Avoid Weight Gain: Watch What You Drink
Here's how to keep from drowning in liquid calories.
For anyone trying to watch his or her weight, the term "liquid
calories" can be downright frightening. And well it should. After all, the
calories we drink go quickly down the hatch, no chewing required.
Don't get me wrong; I enjoy the occasional Starbucks Caffe Mocha as much as
the next gal. It's just that the calories we drink on a day-to-day basis count
in a big way -- especially as we get older.
Case in point: that Caffe Mocha I was just talking about? On a daily basis,
it would add 300 calories (that's with whole milk and no whipped cream) or 400
calories (with whipped cream) per 16-ounce beverage. Adding the word
"white" adds even more calories. A White Chocolate Mocha totals 410
calories (whole milk, no whip) or 510 calories (with whip). In my world, 510
calories is an entire meal!
Of course, you can order the mocha with nonfat milk or soymilk and bring it
down to 220 calories (nonfat milk, no whip) or 260 calories (soy milk, no
whip). But even then, if you do this every day, you'll tally up 1,540 calories
a week (with nonfat milk) -- and 6,160 calories per month. And that doesn't
even include any drinks you might have during the rest of the day. If you have
a mocha in the morning, a couple of sodas or sweetened bottled teas in the
afternoon, then a glass of wine in the evening -- well, let's do the math:
|Caffe mocha, 16 oz., (nonfat milk, no whip)
|12-ounce sweetened bottled tea
|8 ounces white wine or 12 ounces of beer
Then consider that 626 liquid calories per day = 4,382 liquid calories per
week = 17,528 liquid calories per month!
That's a truckload of calories -- definitely bad news. But the good news is
that if you substituted no-calorie beverages for all those drinks, it would
mean a truckload of calories saved. And calories saved translate into potential
pounds lost -- approximately 5 pounds per month, if you use the
17,528-calories-per month calculation above. Now do I have your attention?
I'm certainly not the only one concerned about the issue of liquid calories.
A national Beverage Guidance Panel made up of six leading nutrition experts came together
recently to decide on beverage guidelines for the U.S.
The panel made a list of recommendations, but the item that impressed me
most was their ranking of beverages to fulfill our daily liquid needs. Water
was ranked as the preferred beverage (big surprise); followed by tea and

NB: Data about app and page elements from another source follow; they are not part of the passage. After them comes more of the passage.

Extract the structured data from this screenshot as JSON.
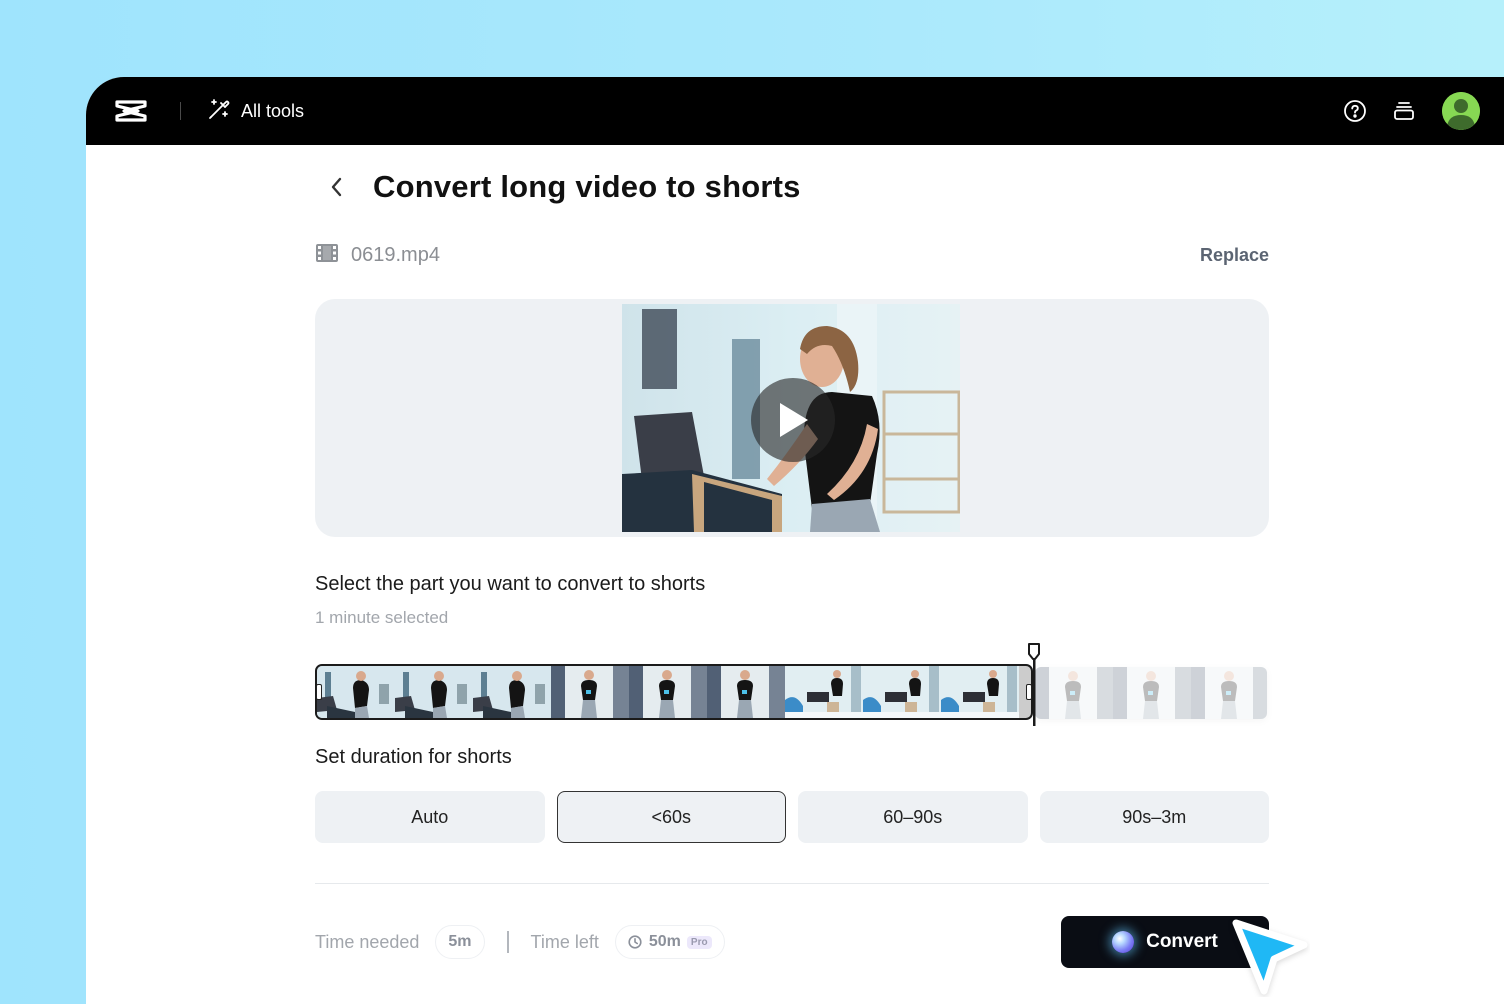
{
  "topbar": {
    "logo_icon": "capcut-logo-icon",
    "all_tools_label": "All tools",
    "all_tools_icon": "magic-wand-icon",
    "help_icon": "help-circle-icon",
    "stack_icon": "layers-stack-icon",
    "avatar_icon": "user-avatar-icon",
    "avatar_color": "#87d853"
  },
  "page": {
    "title": "Convert long video to shorts",
    "back_icon": "chevron-left-icon"
  },
  "file": {
    "icon": "film-icon",
    "name": "0619.mp4",
    "replace_label": "Replace"
  },
  "preview": {
    "play_icon": "play-icon"
  },
  "selection": {
    "label": "Select the part you want to convert to shorts",
    "selected_text": "1 minute selected",
    "selected_fraction": 0.75
  },
  "duration": {
    "label": "Set duration for shorts",
    "options": [
      {
        "label": "Auto",
        "active": false
      },
      {
        "label": "<60s",
        "active": true
      },
      {
        "label": "60–90s",
        "active": false
      },
      {
        "label": "90s–3m",
        "active": false
      }
    ]
  },
  "footer": {
    "time_needed_label": "Time needed",
    "time_needed_value": "5m",
    "time_left_label": "Time left",
    "time_left_value": "50m",
    "clock_icon": "clock-icon",
    "pro_badge": "Pro",
    "convert_label": "Convert",
    "convert_icon": "ai-orb-icon"
  },
  "colors": {
    "background": "#a6e7fc",
    "topbar": "#000000",
    "convert_button": "#0a0d14",
    "cursor": "#1fb8f5",
    "accent_avatar": "#87d853"
  }
}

coffee; and low-fat (1% or 1.5%) and skim milk and soy beverages. Ranked after
that were artificially sweetened beverages, then fruit juices and alcoholic beverages (which have
calories but some nutritional benefits), then whole milk, and then